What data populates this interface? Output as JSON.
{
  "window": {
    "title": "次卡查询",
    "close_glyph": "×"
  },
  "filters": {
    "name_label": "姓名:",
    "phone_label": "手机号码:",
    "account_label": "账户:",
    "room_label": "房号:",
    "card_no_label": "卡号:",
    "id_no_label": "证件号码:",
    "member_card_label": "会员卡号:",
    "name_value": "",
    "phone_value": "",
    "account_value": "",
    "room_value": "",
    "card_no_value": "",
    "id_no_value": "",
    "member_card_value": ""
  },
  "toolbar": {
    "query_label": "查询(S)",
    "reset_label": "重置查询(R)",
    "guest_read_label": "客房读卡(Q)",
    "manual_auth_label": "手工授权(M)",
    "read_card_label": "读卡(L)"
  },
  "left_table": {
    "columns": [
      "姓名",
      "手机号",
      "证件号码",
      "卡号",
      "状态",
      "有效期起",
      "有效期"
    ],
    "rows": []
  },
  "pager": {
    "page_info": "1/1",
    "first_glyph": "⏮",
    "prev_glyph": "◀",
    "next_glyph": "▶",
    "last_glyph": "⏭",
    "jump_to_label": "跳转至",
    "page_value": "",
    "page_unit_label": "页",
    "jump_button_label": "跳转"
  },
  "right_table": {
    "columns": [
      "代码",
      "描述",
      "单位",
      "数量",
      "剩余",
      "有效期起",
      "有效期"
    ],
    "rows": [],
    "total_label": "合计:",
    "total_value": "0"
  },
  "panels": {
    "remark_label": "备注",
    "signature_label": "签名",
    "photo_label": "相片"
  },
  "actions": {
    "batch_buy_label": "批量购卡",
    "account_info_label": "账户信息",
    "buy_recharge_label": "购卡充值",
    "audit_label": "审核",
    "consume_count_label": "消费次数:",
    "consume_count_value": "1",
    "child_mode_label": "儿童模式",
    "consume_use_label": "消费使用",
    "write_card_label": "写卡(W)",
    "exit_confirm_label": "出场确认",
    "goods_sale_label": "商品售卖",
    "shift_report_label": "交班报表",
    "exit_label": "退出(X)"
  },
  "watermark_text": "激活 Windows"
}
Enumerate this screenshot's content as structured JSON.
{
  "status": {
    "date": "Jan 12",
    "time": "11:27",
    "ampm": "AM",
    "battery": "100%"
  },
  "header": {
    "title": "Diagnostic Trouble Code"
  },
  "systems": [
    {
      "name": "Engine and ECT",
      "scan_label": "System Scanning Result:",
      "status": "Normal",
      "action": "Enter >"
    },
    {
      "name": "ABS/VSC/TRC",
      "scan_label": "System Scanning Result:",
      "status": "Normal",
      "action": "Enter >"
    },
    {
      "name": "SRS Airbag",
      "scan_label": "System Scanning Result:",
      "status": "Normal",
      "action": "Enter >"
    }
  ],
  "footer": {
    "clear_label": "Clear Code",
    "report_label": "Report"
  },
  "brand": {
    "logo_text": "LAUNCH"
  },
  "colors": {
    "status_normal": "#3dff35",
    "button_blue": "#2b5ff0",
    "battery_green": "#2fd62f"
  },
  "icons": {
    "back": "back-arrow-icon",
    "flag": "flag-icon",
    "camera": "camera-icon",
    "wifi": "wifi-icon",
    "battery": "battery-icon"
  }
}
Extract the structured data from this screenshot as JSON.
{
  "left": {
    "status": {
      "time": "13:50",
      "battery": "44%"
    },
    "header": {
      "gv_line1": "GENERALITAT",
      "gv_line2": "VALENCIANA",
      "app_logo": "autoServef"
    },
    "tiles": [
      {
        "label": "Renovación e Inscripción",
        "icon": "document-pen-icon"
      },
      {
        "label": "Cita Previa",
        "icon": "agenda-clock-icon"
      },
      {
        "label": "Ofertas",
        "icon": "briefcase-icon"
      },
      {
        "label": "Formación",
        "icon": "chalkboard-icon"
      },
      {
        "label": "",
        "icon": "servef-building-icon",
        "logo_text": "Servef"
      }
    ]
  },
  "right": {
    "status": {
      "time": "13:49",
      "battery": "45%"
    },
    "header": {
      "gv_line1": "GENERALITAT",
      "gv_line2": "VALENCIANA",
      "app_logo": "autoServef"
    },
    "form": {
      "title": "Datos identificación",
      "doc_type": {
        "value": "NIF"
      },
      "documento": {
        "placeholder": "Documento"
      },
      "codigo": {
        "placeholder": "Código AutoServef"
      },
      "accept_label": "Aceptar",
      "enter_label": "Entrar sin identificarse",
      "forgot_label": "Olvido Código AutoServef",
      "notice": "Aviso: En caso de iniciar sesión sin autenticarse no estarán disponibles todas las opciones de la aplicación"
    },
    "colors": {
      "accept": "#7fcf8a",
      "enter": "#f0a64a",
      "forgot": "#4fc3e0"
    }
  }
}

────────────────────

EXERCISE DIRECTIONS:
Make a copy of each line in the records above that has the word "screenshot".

WRITTEN SOLUTION:
Enumerate this screenshot's content as structured JSON.
Extract the structured data from this screenshot as JSON.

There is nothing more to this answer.